Raul Montes is not your mother's bank examiner. And neither is Nancee Kale.
For the first time in seven years, the Office of Thrift Supervision has gone on a bank-examiner hiring spree, and the new recruits will change more than the size of the OTS corps of green-eyeshaders.
Montes and Kale are among about 45 recruits bringing fresh blood, diversity and a set of new technical skills that are needed to regulate the nation's 1,129 thrifts, with $817 billion in assets. Though the savings and loan industry has been shrinking since the S&L crisis and bailout in the 1980s, the rate of demise has slowed and banks still in the industry are more complex.
For example, there now are institutions that are part of huge, diversified financial companies. Some are Internet banks. Others have plunged into lending that is far riskier than writing home mortgage loans.
"A work force gets really stale if there's no new blood, and that's extremely dangerous in a dynamic industry," said Ellen Seidman, director of the OTS. Among the new examiners, 36 percent are minorities and 29 percent are women.
The OTS, which was established in 1989 as a result of a reorganization of the thrift regulatory structure, had a pretty typical examiner work force until this round of hiring. Many of the examiners who were associated with the old Federal Home Loan Bank System came from the military or had worked at banks before becoming regulators.
Many of the examiners now being hired by the OTS are at the beginning of second careers, though they may have experience in auditing or accounting. There are grandmothers among them, a substitute teacher, a paralegal, an Internal Revenue Service officer, a branch manager for a car-rental company and lawyers.
And there is Kale.
At 43, with three children, she comes to the job equipped to handle people.
Before she earned her college degree summa cum laude from Kent State University in 1997, she managed a truck-freight terminal and worked in trucking for 18 years.
She hired and fired mechanics, dispatched trucks, kept irate shippers at bay, and had a map in her head for instant recall of where every trucker on the road might be.
She now is about to finish one part of her training and begin work as an assistant examiner in Detroit. Does the prospect of telling the board of directors of a thrift their books don't square seem intimidating?
"I don't scare easy," said Kale.
OTS recruiters have gone to college campuses to recruit freshly minted graduates who show a penchant for skepticism and a facility with numbers.
Raul Montes, 29, is just out of Baruch College with a degree in finance and economics. He began his career as an OTS intern, working full time for the agency while going to school at night and raising two daughters with his wife.
Born and raised in New York City, he began his higher education at La Guardia Community College.

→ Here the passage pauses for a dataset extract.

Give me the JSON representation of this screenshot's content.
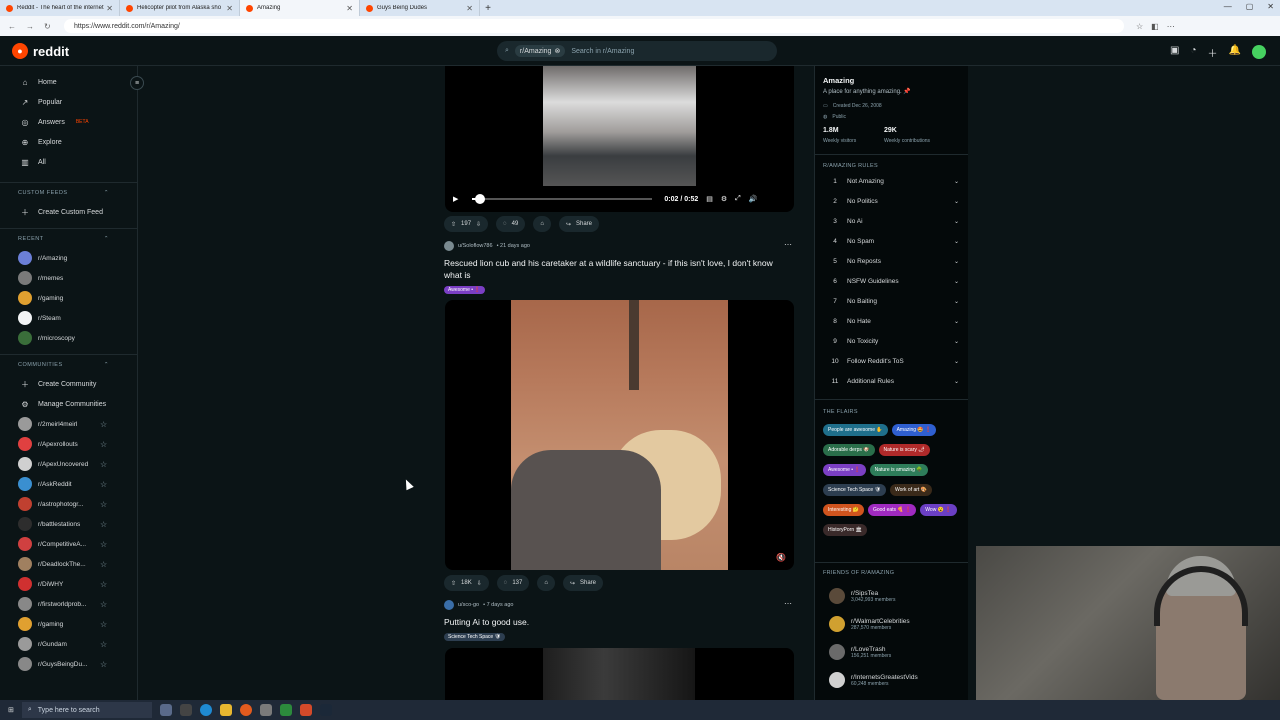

He worked odd jobs in construction and painting after leaving high school in the 11th grade.
Montes said he took an offer to be an examiner because he figured it would be tough to go straight to Wall Street and make a million just out of college.
Some of the new recruits enroll in college and earn advanced degrees at nontraditional ages. Leona Crosby was a dental office manager for 18 years until she earned a master's degree in finance from Johns Hopkins University in 1997.
All of the 45 new assistant examiners hired since 1998 must complete a four-year course of classroom work and on-site examinations. There is some attrition, but generally the washout rate is only about 5 percent, the agency said.
Seidman said the OTS needs people to kick the tires at the banks it regulates because the agency, like many businesses in America, has an aging work force. The average age of its 597-person corps of examiners is 45, and many examiners are eligible for retirement, or will be soon.
Seidman said the OTS is offering more benefits such as a telecommuting pilot program to get and keep new examiners. Examiners, who are assigned to five OTS regional offices, can be on the road much of time, visiting the institutions they are responsible for. Those working out of Seattle, for example, can spend 125 nights a year away from home.
For the first time, the agency is allowing examiners to do some of their work -- such as writing lengthy evaluations -- at home. It has beefed up flexible spending accounts for employees and contributes to insurance premiums.
The OTS is competing in the applicant pool with other bank regulators, which often pay more. Entry-level OTS examiners earn $30,000 to $37,000, depending on where the job is located.
The much-larger Federal Deposit Insurance Corp., with responsibility for overseeing 5,500 institutions, is emerging from a period of downsizing. It started adding to its bank supervisory corps in 1997 and since has added close to 600 to its examiner ranks. The Office of the Comptroller of the Currency also hopes to hire about 200 supervisory personnel.
Some industry insiders expressed amazement that new life was being breathed into the OTS, an agency whose longevity was in doubt not so long ago as thrifts were closing their doors by the day.
"The OTS gets the Lazarus award," said one banking lawyer. "We left it for dead and they are coming back again."